> [EXERCISE DIRECTIONS] The response should be an exact copy of every record.

> [RECORDED INFORMATION]
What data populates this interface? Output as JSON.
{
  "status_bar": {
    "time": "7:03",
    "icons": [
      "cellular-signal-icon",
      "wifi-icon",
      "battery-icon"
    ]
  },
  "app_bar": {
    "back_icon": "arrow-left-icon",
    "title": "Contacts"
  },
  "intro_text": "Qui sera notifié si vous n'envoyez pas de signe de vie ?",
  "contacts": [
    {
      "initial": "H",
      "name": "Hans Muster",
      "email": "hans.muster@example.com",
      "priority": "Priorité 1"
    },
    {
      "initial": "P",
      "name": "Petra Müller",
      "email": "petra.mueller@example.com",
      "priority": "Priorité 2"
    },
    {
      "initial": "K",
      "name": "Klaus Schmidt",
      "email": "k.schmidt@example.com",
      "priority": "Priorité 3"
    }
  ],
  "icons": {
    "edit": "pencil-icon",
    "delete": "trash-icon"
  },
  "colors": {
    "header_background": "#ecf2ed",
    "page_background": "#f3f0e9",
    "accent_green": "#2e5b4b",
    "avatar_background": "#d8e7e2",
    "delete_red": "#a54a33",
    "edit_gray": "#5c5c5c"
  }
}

> [RESULT OF THE EXERCISE]
What data populates this interface? Output as JSON.
{
  "status_bar": {
    "time": "7:03",
    "icons": [
      "cellular-signal-icon",
      "wifi-icon",
      "battery-icon"
    ]
  },
  "app_bar": {
    "back_icon": "arrow-left-icon",
    "title": "Contacts"
  },
  "intro_text": "Qui sera notifié si vous n'envoyez pas de signe de vie ?",
  "contacts": [
    {
      "initial": "H",
      "name": "Hans Muster",
      "email": "hans.muster@example.com",
      "priority": "Priorité 1"
    },
    {
      "initial": "P",
      "name": "Petra Müller",
      "email": "petra.mueller@example.com",
      "priority": "Priorité 2"
    },
    {
      "initial": "K",
      "name": "Klaus Schmidt",
      "email": "k.schmidt@example.com",
      "priority": "Priorité 3"
    }
  ],
  "icons": {
    "edit": "pencil-icon",
    "delete": "trash-icon"
  },
  "colors": {
    "header_background": "#ecf2ed",
    "page_background": "#f3f0e9",
    "accent_green": "#2e5b4b",
    "avatar_background": "#d8e7e2",
    "delete_red": "#a54a33",
    "edit_gray": "#5c5c5c"
  }
}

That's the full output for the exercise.